| Activity |
Take every line from the records below that includes the word "duration".
────
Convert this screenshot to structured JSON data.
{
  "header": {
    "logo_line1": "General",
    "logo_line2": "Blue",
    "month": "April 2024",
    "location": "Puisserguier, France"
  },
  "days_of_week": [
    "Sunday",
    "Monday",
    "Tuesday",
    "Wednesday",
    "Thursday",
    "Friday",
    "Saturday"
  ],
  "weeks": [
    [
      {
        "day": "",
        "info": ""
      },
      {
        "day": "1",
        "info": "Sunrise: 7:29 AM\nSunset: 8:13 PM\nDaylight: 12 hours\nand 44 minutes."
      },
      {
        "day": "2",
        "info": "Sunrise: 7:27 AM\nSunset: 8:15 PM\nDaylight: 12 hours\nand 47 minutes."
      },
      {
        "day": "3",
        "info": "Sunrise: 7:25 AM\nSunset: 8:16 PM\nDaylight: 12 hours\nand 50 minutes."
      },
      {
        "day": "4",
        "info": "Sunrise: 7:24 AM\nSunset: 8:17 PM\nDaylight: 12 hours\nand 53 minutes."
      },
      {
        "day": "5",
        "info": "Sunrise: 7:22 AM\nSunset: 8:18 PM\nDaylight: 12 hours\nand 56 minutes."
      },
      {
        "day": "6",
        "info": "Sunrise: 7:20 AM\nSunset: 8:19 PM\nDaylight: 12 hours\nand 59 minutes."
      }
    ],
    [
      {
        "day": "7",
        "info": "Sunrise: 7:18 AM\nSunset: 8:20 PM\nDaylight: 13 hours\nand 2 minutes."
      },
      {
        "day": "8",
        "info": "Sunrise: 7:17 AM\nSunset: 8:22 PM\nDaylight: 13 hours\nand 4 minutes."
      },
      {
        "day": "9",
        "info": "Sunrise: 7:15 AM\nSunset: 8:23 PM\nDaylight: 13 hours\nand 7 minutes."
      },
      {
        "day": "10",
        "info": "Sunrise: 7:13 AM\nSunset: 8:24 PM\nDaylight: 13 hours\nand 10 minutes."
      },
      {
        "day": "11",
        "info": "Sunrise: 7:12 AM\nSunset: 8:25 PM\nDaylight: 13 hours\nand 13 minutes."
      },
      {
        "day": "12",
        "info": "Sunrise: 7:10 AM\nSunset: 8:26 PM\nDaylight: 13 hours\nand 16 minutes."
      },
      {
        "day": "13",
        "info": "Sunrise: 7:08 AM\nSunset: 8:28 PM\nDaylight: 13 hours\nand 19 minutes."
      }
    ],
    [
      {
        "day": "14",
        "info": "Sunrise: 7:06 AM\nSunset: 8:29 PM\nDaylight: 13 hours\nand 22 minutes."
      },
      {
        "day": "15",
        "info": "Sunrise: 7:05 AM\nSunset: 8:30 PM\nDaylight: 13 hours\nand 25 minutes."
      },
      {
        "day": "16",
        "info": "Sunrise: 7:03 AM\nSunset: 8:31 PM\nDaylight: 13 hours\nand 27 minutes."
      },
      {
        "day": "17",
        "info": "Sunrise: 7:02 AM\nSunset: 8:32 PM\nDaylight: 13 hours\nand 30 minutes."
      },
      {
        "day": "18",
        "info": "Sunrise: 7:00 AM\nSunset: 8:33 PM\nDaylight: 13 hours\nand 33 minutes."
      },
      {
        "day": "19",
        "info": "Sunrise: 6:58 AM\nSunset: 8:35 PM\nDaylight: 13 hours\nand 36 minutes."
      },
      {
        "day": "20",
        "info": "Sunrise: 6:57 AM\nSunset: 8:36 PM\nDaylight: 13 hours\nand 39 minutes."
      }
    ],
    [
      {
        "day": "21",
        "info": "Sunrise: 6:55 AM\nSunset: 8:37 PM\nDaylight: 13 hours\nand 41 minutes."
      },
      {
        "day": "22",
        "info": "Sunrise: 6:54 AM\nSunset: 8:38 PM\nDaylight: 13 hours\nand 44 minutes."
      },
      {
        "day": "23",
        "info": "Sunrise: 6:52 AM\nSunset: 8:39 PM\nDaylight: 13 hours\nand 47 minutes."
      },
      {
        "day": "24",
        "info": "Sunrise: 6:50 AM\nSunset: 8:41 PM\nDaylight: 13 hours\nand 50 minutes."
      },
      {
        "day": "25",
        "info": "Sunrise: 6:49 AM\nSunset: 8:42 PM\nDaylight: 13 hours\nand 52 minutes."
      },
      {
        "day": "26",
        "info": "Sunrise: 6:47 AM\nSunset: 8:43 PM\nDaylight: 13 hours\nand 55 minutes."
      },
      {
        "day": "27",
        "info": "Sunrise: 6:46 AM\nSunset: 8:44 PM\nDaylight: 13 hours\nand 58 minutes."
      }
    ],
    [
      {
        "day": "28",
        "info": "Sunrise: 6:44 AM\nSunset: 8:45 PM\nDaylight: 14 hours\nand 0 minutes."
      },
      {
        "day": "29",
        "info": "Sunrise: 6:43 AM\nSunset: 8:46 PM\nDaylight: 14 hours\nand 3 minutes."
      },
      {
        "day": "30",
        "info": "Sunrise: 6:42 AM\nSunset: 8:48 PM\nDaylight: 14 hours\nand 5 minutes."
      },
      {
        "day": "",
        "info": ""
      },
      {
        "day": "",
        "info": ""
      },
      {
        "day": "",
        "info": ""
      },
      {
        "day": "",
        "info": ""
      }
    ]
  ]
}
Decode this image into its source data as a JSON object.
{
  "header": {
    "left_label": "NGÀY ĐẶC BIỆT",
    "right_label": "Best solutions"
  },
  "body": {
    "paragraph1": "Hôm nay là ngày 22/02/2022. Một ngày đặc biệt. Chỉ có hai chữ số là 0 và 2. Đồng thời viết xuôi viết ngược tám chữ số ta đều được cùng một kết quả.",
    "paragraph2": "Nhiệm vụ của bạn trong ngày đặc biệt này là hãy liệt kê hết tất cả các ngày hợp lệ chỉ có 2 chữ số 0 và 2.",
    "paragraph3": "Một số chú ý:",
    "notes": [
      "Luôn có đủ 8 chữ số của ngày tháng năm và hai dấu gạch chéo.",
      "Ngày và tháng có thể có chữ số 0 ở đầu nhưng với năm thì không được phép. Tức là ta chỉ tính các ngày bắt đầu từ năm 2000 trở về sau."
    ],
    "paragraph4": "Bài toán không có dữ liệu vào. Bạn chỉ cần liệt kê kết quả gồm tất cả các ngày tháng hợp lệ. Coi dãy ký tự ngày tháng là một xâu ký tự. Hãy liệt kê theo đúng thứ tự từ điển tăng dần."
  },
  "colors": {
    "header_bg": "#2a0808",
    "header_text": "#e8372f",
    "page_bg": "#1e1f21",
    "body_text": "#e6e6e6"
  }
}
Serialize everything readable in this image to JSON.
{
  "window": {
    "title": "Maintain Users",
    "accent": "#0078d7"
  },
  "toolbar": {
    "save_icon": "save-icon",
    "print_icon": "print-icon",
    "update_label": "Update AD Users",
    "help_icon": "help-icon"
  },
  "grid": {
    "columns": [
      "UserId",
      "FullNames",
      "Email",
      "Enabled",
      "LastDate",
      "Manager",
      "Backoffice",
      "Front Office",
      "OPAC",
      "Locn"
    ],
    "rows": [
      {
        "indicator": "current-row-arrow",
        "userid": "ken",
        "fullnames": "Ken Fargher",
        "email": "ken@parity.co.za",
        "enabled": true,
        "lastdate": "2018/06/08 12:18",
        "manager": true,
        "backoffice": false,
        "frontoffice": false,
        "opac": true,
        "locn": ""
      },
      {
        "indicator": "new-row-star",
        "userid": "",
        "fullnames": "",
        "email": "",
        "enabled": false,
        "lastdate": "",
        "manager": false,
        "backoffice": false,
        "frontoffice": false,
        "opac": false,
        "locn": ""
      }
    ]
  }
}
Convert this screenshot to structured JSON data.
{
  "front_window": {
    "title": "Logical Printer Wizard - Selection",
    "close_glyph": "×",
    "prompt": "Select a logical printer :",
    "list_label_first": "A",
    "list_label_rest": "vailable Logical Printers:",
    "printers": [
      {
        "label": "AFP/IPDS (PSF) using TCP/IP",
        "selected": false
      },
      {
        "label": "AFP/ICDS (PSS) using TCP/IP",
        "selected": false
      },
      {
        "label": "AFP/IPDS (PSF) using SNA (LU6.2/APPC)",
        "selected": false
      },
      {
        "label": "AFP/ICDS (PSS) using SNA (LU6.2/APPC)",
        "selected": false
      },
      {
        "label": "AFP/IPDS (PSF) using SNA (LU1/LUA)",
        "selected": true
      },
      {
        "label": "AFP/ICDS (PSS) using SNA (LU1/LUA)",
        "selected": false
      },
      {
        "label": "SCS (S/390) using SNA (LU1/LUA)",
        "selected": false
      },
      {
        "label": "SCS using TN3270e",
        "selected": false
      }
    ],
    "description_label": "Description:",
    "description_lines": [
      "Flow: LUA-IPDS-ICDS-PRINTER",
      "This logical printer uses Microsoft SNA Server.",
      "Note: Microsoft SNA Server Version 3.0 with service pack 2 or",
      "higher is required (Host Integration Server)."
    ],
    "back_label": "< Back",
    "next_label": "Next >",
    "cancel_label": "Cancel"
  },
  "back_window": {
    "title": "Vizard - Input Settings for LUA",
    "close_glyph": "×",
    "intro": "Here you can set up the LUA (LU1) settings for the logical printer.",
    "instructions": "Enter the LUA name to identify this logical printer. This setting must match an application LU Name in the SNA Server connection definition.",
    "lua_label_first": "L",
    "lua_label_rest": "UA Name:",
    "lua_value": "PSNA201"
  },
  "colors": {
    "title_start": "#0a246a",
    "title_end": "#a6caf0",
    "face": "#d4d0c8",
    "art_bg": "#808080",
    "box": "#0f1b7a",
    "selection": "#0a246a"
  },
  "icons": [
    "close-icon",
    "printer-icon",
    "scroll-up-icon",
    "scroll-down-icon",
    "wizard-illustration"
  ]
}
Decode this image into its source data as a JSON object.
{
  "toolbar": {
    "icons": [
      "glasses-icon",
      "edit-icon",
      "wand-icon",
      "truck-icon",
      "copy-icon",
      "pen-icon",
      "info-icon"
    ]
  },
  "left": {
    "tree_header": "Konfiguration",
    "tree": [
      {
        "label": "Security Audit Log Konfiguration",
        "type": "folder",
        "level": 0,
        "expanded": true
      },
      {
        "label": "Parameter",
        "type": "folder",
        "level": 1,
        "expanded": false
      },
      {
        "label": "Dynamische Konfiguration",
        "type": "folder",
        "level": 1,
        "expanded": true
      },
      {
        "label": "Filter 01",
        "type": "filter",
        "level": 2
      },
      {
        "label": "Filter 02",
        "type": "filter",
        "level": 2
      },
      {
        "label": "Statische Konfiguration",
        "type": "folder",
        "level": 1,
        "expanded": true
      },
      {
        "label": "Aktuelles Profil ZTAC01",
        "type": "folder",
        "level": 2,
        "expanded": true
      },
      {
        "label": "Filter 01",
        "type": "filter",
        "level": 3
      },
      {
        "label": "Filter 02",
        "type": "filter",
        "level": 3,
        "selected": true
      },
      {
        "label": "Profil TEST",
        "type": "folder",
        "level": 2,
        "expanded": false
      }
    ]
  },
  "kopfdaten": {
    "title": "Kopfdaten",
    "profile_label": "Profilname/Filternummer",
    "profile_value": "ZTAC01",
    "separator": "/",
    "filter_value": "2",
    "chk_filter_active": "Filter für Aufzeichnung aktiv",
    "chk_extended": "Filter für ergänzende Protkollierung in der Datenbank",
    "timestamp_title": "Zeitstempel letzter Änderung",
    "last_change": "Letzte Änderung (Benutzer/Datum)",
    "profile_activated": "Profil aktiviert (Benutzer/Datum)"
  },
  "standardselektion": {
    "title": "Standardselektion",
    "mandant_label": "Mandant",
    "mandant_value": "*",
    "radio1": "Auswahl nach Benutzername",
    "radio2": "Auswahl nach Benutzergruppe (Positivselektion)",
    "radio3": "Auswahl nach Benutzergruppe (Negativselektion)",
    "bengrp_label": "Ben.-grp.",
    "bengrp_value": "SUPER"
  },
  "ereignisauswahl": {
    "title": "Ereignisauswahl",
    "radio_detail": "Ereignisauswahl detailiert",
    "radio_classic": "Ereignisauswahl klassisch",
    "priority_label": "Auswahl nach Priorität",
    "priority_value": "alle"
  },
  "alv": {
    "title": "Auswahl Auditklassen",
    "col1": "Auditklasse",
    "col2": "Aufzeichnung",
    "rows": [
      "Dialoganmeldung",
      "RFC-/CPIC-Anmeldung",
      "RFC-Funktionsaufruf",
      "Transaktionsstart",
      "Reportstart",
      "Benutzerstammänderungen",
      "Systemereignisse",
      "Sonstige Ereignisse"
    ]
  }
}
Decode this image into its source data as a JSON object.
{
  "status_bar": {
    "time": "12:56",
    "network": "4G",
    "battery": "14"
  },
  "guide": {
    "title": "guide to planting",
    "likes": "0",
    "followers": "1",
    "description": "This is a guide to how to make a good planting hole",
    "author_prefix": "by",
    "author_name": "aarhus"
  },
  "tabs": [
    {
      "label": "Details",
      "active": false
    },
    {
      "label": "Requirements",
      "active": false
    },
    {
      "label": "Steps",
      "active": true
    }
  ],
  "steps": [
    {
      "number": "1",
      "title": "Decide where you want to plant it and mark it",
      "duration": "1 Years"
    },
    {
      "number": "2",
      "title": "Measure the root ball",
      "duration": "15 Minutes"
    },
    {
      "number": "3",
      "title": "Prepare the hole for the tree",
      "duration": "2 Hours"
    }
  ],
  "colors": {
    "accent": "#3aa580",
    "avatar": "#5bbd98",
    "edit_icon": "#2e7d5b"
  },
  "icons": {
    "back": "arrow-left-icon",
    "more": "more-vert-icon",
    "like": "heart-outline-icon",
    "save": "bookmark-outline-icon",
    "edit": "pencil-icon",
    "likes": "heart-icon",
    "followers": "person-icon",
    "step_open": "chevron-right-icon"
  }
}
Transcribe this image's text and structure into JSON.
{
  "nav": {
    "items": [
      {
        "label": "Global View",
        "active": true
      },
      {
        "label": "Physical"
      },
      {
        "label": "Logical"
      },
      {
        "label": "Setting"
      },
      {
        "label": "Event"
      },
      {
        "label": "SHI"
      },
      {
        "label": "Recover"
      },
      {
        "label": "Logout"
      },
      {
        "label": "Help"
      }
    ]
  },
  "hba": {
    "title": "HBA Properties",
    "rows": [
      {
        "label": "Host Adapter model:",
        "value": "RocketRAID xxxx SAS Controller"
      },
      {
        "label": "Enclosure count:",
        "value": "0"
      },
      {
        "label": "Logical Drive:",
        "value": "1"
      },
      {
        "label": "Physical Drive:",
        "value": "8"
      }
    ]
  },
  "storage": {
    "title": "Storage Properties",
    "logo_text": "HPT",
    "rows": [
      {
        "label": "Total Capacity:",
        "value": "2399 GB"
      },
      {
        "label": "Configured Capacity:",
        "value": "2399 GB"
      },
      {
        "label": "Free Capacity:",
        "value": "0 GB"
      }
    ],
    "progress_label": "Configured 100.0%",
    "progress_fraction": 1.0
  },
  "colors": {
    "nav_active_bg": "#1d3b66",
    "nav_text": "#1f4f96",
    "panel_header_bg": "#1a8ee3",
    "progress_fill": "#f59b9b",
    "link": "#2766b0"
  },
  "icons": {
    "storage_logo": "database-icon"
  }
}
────
| Expected answer |
      "duration": "1 Years"
      "duration": "15 Minutes"
      "duration": "2 Hours"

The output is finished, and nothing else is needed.